** Opening RECORDS FOR THIS EXERCISE block **

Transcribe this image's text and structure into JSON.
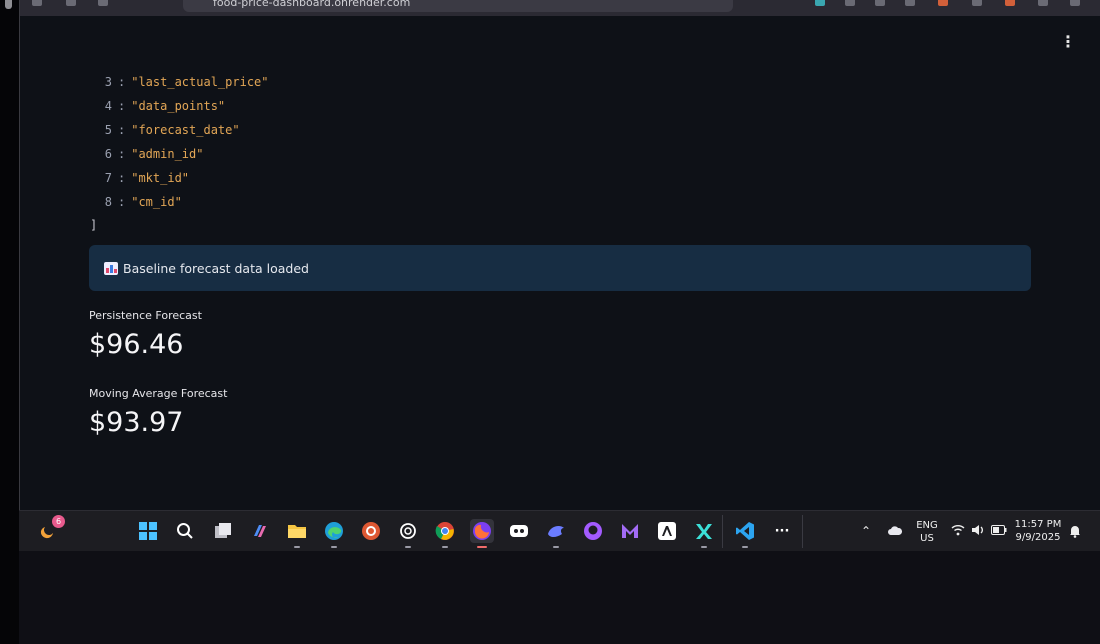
{
  "browser": {
    "url": "food-price-dashboard.onrender.com"
  },
  "json_view": {
    "rows": [
      {
        "index": "3",
        "value": "\"last_actual_price\""
      },
      {
        "index": "4",
        "value": "\"data_points\""
      },
      {
        "index": "5",
        "value": "\"forecast_date\""
      },
      {
        "index": "6",
        "value": "\"admin_id\""
      },
      {
        "index": "7",
        "value": "\"mkt_id\""
      },
      {
        "index": "8",
        "value": "\"cm_id\""
      }
    ],
    "closing_bracket": "]"
  },
  "alert": {
    "text": "Baseline forecast data loaded",
    "icon": "bar-chart-icon"
  },
  "metrics": [
    {
      "label": "Persistence Forecast",
      "value": "$96.46"
    },
    {
      "label": "Moving Average Forecast",
      "value": "$93.97"
    }
  ],
  "taskbar": {
    "start_badge": "6",
    "language_top": "ENG",
    "language_bottom": "US",
    "time": "11:57 PM",
    "date": "9/9/2025",
    "overflow": "···"
  },
  "colors": {
    "app_background": "#0e1117",
    "alert_background": "#172d43",
    "json_value": "#e2a656"
  }
}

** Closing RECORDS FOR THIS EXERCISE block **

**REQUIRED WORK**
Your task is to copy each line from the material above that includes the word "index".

**RESULT FOR THIS EXERCISE**
        "index": "3",
        "index": "4",
        "index": "5",
        "index": "6",
        "index": "7",
        "index": "8",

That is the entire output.